INPUT DATA:
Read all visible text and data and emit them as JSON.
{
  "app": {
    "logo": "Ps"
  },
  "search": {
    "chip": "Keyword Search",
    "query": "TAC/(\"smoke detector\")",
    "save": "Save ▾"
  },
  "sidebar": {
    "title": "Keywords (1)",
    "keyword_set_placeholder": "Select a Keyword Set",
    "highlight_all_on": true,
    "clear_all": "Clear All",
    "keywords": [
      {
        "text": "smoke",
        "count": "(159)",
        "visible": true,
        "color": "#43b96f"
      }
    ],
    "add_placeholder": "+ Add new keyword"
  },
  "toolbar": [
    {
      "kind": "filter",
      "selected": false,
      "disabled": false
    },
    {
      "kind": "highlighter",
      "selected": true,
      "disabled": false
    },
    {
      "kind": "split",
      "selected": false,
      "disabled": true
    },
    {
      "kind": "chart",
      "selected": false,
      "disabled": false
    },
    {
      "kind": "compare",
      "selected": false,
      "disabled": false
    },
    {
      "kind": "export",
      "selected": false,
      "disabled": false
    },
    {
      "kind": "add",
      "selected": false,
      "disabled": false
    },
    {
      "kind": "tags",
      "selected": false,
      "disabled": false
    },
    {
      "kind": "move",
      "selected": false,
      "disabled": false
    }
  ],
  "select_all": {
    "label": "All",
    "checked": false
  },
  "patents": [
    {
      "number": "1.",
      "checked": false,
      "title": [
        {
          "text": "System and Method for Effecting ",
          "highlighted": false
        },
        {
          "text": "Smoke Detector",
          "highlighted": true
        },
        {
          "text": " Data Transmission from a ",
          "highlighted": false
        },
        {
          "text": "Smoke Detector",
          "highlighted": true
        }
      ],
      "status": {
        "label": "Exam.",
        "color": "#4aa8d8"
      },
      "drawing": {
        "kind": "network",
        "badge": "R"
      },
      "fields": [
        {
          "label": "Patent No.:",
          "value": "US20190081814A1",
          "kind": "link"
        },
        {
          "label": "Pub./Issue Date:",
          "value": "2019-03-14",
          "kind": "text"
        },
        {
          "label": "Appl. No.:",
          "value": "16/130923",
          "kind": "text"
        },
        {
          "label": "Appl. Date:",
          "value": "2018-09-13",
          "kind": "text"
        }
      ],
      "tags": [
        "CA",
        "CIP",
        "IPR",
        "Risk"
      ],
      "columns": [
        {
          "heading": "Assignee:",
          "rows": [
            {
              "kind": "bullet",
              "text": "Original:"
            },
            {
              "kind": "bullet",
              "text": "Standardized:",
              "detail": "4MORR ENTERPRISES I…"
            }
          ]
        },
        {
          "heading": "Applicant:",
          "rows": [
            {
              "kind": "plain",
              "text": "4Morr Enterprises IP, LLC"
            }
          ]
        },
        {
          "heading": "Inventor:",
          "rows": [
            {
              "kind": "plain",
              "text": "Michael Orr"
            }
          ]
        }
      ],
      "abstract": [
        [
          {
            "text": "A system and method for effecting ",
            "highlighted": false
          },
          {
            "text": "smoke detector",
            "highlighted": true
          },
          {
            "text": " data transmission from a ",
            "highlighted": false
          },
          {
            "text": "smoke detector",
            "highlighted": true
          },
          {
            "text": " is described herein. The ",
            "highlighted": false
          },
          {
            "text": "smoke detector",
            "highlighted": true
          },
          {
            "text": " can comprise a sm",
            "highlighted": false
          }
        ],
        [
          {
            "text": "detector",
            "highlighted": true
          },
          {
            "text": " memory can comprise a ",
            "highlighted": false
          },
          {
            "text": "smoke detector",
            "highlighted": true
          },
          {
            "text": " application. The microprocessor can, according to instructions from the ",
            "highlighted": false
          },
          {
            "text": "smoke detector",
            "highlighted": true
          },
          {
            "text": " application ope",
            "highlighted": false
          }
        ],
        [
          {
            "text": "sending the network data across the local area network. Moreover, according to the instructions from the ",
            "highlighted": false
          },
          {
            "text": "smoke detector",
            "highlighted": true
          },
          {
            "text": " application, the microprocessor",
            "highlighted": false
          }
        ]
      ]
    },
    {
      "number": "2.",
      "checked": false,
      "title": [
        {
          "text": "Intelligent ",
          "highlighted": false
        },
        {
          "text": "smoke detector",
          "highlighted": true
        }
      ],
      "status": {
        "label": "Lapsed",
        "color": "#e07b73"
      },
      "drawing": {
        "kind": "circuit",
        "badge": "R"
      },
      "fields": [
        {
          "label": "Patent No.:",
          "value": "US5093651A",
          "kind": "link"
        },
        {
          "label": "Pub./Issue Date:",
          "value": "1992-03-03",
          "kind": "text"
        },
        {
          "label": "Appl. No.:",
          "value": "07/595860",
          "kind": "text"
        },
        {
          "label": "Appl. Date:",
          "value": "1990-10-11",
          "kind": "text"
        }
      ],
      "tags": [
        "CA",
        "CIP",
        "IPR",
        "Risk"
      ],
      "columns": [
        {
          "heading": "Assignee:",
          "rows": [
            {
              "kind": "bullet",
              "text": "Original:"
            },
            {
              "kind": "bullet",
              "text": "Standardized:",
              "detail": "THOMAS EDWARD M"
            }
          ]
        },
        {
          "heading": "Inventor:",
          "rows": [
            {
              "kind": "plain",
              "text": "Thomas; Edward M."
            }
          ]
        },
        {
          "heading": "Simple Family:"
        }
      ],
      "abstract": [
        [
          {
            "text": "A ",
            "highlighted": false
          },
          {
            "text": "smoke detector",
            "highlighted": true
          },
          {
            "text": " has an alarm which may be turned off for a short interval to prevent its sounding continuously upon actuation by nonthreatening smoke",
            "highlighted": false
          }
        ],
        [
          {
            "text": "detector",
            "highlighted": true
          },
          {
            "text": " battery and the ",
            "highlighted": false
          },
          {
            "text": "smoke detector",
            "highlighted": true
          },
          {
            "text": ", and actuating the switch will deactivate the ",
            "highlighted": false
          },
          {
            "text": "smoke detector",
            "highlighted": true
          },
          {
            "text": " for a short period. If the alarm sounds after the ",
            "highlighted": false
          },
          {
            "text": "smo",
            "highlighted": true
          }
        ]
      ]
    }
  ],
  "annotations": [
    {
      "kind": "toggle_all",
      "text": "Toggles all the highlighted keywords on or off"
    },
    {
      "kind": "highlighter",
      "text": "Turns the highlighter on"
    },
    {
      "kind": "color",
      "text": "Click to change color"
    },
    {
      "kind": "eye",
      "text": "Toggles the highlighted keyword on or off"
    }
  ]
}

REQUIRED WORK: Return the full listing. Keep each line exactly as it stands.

ANSWER SPACE:
Read all visible text and data and emit them as JSON.
{
  "app": {
    "logo": "Ps"
  },
  "search": {
    "chip": "Keyword Search",
    "query": "TAC/(\"smoke detector\")",
    "save": "Save ▾"
  },
  "sidebar": {
    "title": "Keywords (1)",
    "keyword_set_placeholder": "Select a Keyword Set",
    "highlight_all_on": true,
    "clear_all": "Clear All",
    "keywords": [
      {
        "text": "smoke",
        "count": "(159)",
        "visible": true,
        "color": "#43b96f"
      }
    ],
    "add_placeholder": "+ Add new keyword"
  },
  "toolbar": [
    {
      "kind": "filter",
      "selected": false,
      "disabled": false
    },
    {
      "kind": "highlighter",
      "selected": true,
      "disabled": false
    },
    {
      "kind": "split",
      "selected": false,
      "disabled": true
    },
    {
      "kind": "chart",
      "selected": false,
      "disabled": false
    },
    {
      "kind": "compare",
      "selected": false,
      "disabled": false
    },
    {
      "kind": "export",
      "selected": false,
      "disabled": false
    },
    {
      "kind": "add",
      "selected": false,
      "disabled": false
    },
    {
      "kind": "tags",
      "selected": false,
      "disabled": false
    },
    {
      "kind": "move",
      "selected": false,
      "disabled": false
    }
  ],
  "select_all": {
    "label": "All",
    "checked": false
  },
  "patents": [
    {
      "number": "1.",
      "checked": false,
      "title": [
        {
          "text": "System and Method for Effecting ",
          "highlighted": false
        },
        {
          "text": "Smoke Detector",
          "highlighted": true
        },
        {
          "text": " Data Transmission from a ",
          "highlighted": false
        },
        {
          "text": "Smoke Detector",
          "highlighted": true
        }
      ],
      "status": {
        "label": "Exam.",
        "color": "#4aa8d8"
      },
      "drawing": {
        "kind": "network",
        "badge": "R"
      },
      "fields": [
        {
          "label": "Patent No.:",
          "value": "US20190081814A1",
          "kind": "link"
        },
        {
          "label": "Pub./Issue Date:",
          "value": "2019-03-14",
          "kind": "text"
        },
        {
          "label": "Appl. No.:",
          "value": "16/130923",
          "kind": "text"
        },
        {
          "label": "Appl. Date:",
          "value": "2018-09-13",
          "kind": "text"
        }
      ],
      "tags": [
        "CA",
        "CIP",
        "IPR",
        "Risk"
      ],
      "columns": [
        {
          "heading": "Assignee:",
          "rows": [
            {
              "kind": "bullet",
              "text": "Original:"
            },
            {
              "kind": "bullet",
              "text": "Standardized:",
              "detail": "4MORR ENTERPRISES I…"
            }
          ]
        },
        {
          "heading": "Applicant:",
          "rows": [
            {
              "kind": "plain",
              "text": "4Morr Enterprises IP, LLC"
            }
          ]
        },
        {
          "heading": "Inventor:",
          "rows": [
            {
              "kind": "plain",
              "text": "Michael Orr"
            }
          ]
        }
      ],
      "abstract": [
        [
          {
            "text": "A system and method for effecting ",
            "highlighted": false
          },
          {
            "text": "smoke detector",
            "highlighted": true
          },
          {
            "text": " data transmission from a ",
            "highlighted": false
          },
          {
            "text": "smoke detector",
            "highlighted": true
          },
          {
            "text": " is described herein. The ",
            "highlighted": false
          },
          {
            "text": "smoke detector",
            "highlighted": true
          },
          {
            "text": " can comprise a sm",
            "highlighted": false
          }
        ],
        [
          {
            "text": "detector",
            "highlighted": true
          },
          {
            "text": " memory can comprise a ",
            "highlighted": false
          },
          {
            "text": "smoke detector",
            "highlighted": true
          },
          {
            "text": " application. The microprocessor can, according to instructions from the ",
            "highlighted": false
          },
          {
            "text": "smoke detector",
            "highlighted": true
          },
          {
            "text": " application ope",
            "highlighted": false
          }
        ],
        [
          {
            "text": "sending the network data across the local area network. Moreover, according to the instructions from the ",
            "highlighted": false
          },
          {
            "text": "smoke detector",
            "highlighted": true
          },
          {
            "text": " application, the microprocessor",
            "highlighted": false
          }
        ]
      ]
    },
    {
      "number": "2.",
      "checked": false,
      "title": [
        {
          "text": "Intelligent ",
          "highlighted": false
        },
        {
          "text": "smoke detector",
          "highlighted": true
        }
      ],
      "status": {
        "label": "Lapsed",
        "color": "#e07b73"
      },
      "drawing": {
        "kind": "circuit",
        "badge": "R"
      },
      "fields": [
        {
          "label": "Patent No.:",
          "value": "US5093651A",
          "kind": "link"
        },
        {
          "label": "Pub./Issue Date:",
          "value": "1992-03-03",
          "kind": "text"
        },
        {
          "label": "Appl. No.:",
          "value": "07/595860",
          "kind": "text"
        },
        {
          "label": "Appl. Date:",
          "value": "1990-10-11",
          "kind": "text"
        }
      ],
      "tags": [
        "CA",
        "CIP",
        "IPR",
        "Risk"
      ],
      "columns": [
        {
          "heading": "Assignee:",
          "rows": [
            {
              "kind": "bullet",
              "text": "Original:"
            },
            {
              "kind": "bullet",
              "text": "Standardized:",
              "detail": "THOMAS EDWARD M"
            }
          ]
        },
        {
          "heading": "Inventor:",
          "rows": [
            {
              "kind": "plain",
              "text": "Thomas; Edward M."
            }
          ]
        },
        {
          "heading": "Simple Family:"
        }
      ],
      "abstract": [
        [
          {
            "text": "A ",
            "highlighted": false
          },
          {
            "text": "smoke detector",
            "highlighted": true
          },
          {
            "text": " has an alarm which may be turned off for a short interval to prevent its sounding continuously upon actuation by nonthreatening smoke",
            "highlighted": false
          }
        ],
        [
          {
            "text": "detector",
            "highlighted": true
          },
          {
            "text": " battery and the ",
            "highlighted": false
          },
          {
            "text": "smoke detector",
            "highlighted": true
          },
          {
            "text": ", and actuating the switch will deactivate the ",
            "highlighted": false
          },
          {
            "text": "smoke detector",
            "highlighted": true
          },
          {
            "text": " for a short period. If the alarm sounds after the ",
            "highlighted": false
          },
          {
            "text": "smo",
            "highlighted": true
          }
        ]
      ]
    }
  ],
  "annotations": [
    {
      "kind": "toggle_all",
      "text": "Toggles all the highlighted keywords on or off"
    },
    {
      "kind": "highlighter",
      "text": "Turns the highlighter on"
    },
    {
      "kind": "color",
      "text": "Click to change color"
    },
    {
      "kind": "eye",
      "text": "Toggles the highlighted keyword on or off"
    }
  ]
}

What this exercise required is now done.